The Cochliomyia hominivorax -- or screwworm -- is a troublesome parasite. The adult form of the insect is a fly that looks similar to a common housefly. The adult female fly seeks out hosts that have open wounds. The fly will lay hundreds of eggs along the edge of the wound. After several hours, the eggs hatch and larvae emerge.
The larvae have a series of ridges along their bodies, which is where the screwworm gets its name. The larvae burrow into the flesh through the wound. There, they feast upon the flesh of the host for several days before emerging to fall to the ground. Then the larvae will burrow into the ground and pupate. It can take between a week and two months for the insects to reach adulthood.
Through careful control efforts, the USDA has all but eradicated the screwworm in North America. The eradication program was simple, but effective -- knowing these flies only mate once, the USDA used radiation to sterilize male flies before releasing them to the wild. The sterile males would mate with females. As a result, the female flies would only lay unsterilized eggs. Within a few generations, the flies were eradicated. Now only incoming animals or humans already infected with the screwworm contribute to any infestation.
You can still encounter screwworms in other parts of the world such as Central America and the Caribbean.

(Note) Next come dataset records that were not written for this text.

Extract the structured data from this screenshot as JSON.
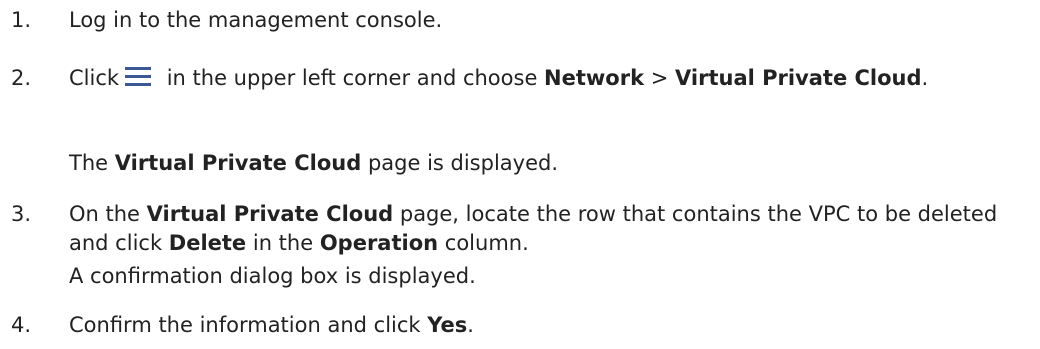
{
  "steps": [
    {
      "number": "1.",
      "parts": {
        "text1": "Log in to the management console."
      }
    },
    {
      "number": "2.",
      "parts": {
        "text1": "Click",
        "icon": "menu-icon",
        "text2": " in the upper left corner and choose ",
        "bold1": "Network",
        "text3": " > ",
        "bold2": "Virtual Private Cloud",
        "text4": "."
      },
      "result": {
        "text1": "The ",
        "bold1": "Virtual Private Cloud",
        "text2": " page is displayed."
      }
    },
    {
      "number": "3.",
      "parts": {
        "text1": "On the ",
        "bold1": "Virtual Private Cloud",
        "text2": " page, locate the row that contains the VPC to be deleted and click ",
        "bold2": "Delete",
        "text3": " in the ",
        "bold3": "Operation",
        "text4": " column."
      },
      "result": {
        "text1": "A confirmation dialog box is displayed."
      }
    },
    {
      "number": "4.",
      "parts": {
        "text1": "Confirm the information and click ",
        "bold1": "Yes",
        "text2": "."
      }
    }
  ],
  "colors": {
    "text": "#222222",
    "background": "#ffffff",
    "icon": "#3a5896"
  }
}
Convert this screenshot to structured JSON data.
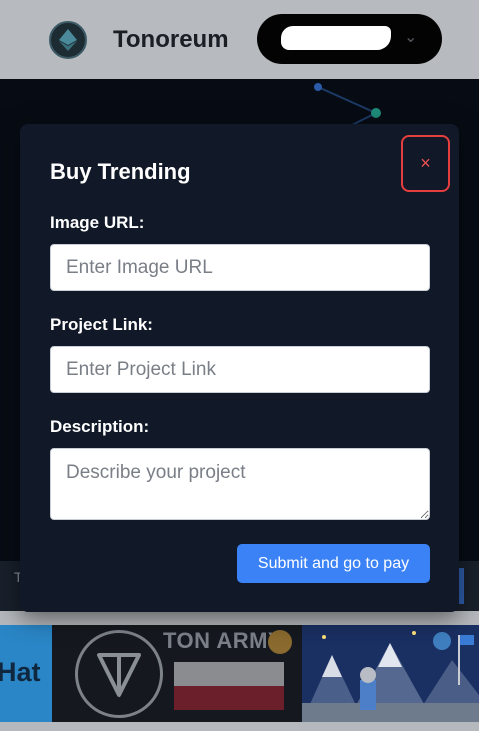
{
  "header": {
    "brand": "Tonoreum",
    "logo_icon": "ethereum-diamond-icon",
    "wallet_chevron_icon": "chevron-down-icon"
  },
  "modal": {
    "title": "Buy Trending",
    "close_label": "×",
    "fields": {
      "image_url": {
        "label": "Image URL:",
        "placeholder": "Enter Image URL",
        "value": ""
      },
      "project_link": {
        "label": "Project Link:",
        "placeholder": "Enter Project Link",
        "value": ""
      },
      "description": {
        "label": "Description:",
        "placeholder": "Describe your project",
        "value": ""
      }
    },
    "submit_label": "Submit and go to pay"
  },
  "strip": {
    "partial_text": "T"
  },
  "thumbnails": [
    {
      "name": "hat-token",
      "text": "Hat"
    },
    {
      "name": "ton-army-token",
      "text": "TON ARMY"
    },
    {
      "name": "pixel-art-token",
      "text": ""
    }
  ],
  "colors": {
    "accent": "#3b82f6",
    "close_border": "#e53e3e",
    "modal_bg": "#111827"
  }
}
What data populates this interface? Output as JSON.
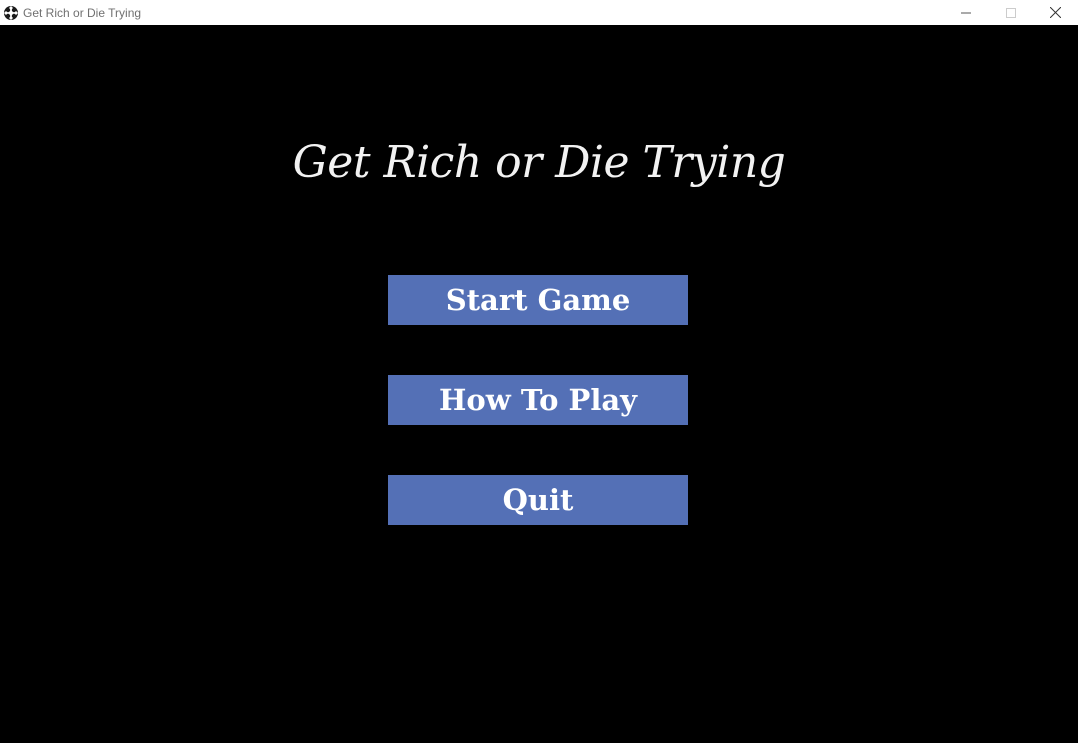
{
  "window": {
    "title": "Get Rich or Die Trying",
    "icon": "app-logo-icon",
    "controls": [
      "minimize-icon",
      "maximize-icon",
      "close-icon"
    ]
  },
  "game": {
    "title": "Get Rich or Die Trying",
    "menu": {
      "start_label": "Start Game",
      "howto_label": "How To Play",
      "quit_label": "Quit"
    }
  },
  "colors": {
    "background": "#000000",
    "button": "#5470b6",
    "text": "#ffffff",
    "titlebar": "#ffffff"
  }
}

That wraps up our list of parasites that use the skin to breed. To learn more, follow the links on the next page.